- **Exercise requirements**: What lines of the data below hold the string "icon"? Copy each one out.

Top of Data supplied

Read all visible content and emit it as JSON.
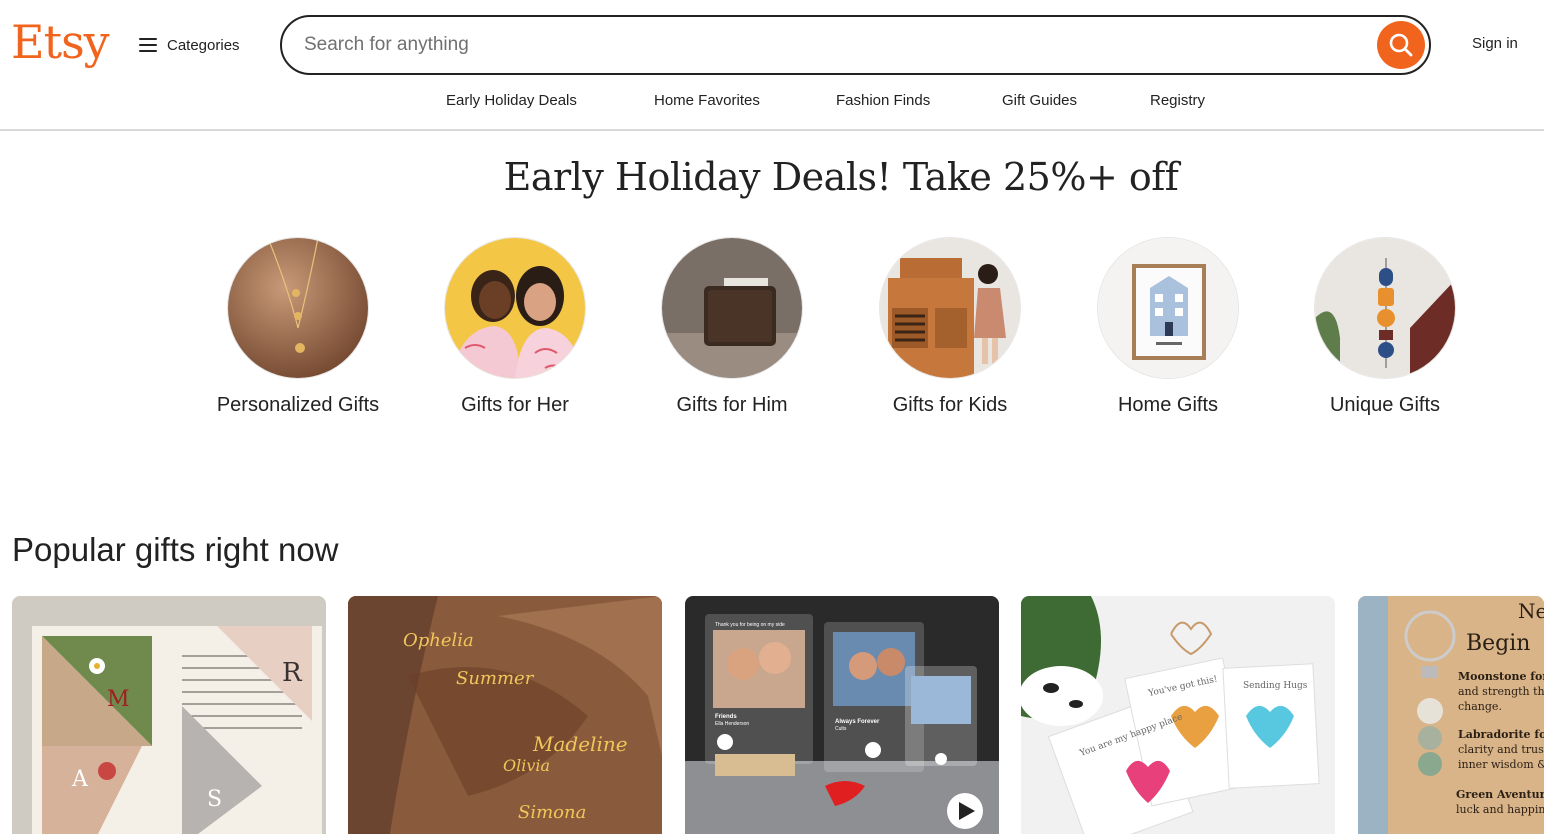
{
  "header": {
    "logo": "Etsy",
    "categories_label": "Categories",
    "search_placeholder": "Search for anything",
    "signin_label": "Sign in"
  },
  "nav": [
    "Early Holiday Deals",
    "Home Favorites",
    "Fashion Finds",
    "Gift Guides",
    "Registry"
  ],
  "banner": {
    "title": "Early Holiday Deals! Take 25%+ off",
    "categories": [
      {
        "label": "Personalized Gifts",
        "icon": "necklace-photo"
      },
      {
        "label": "Gifts for Her",
        "icon": "women-pajamas-photo"
      },
      {
        "label": "Gifts for Him",
        "icon": "wallet-photo"
      },
      {
        "label": "Gifts for Kids",
        "icon": "play-kitchen-photo"
      },
      {
        "label": "Home Gifts",
        "icon": "house-print-photo"
      },
      {
        "label": "Unique Gifts",
        "icon": "wall-hanging-photo"
      }
    ]
  },
  "popular": {
    "title": "Popular gifts right now",
    "items": [
      {
        "name": "embroidered-bookmark-photo",
        "letters": [
          "M",
          "A",
          "S",
          "R"
        ]
      },
      {
        "name": "name-necklace-photo",
        "names": [
          "Ophelia",
          "Summer",
          "Madeline",
          "Olivia",
          "Simona"
        ]
      },
      {
        "name": "music-plaque-photo",
        "labels": [
          "Thank you for being on my side",
          "Friends",
          "Ella Henderson",
          "Always Forever",
          "Cults"
        ]
      },
      {
        "name": "glass-heart-cards-photo",
        "labels": [
          "You are my happy place",
          "You've got this!",
          "Sending Hugs"
        ]
      },
      {
        "name": "moonstone-keychain-photo",
        "labels": [
          "Ne",
          "Begin",
          "Moonstone for",
          "and strength th",
          "change.",
          "Labradorite for",
          "clarity and trust",
          "inner wisdom &",
          "Green Aventur",
          "luck and happin"
        ]
      }
    ]
  },
  "colors": {
    "brand": "#F1641E",
    "text": "#222222",
    "border": "#d9d9d9"
  }
}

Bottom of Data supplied

- **Your solution**:
        "icon": "necklace-photo"
        "icon": "women-pajamas-photo"
        "icon": "wallet-photo"
        "icon": "play-kitchen-photo"
        "icon": "house-print-photo"
        "icon": "wall-hanging-photo"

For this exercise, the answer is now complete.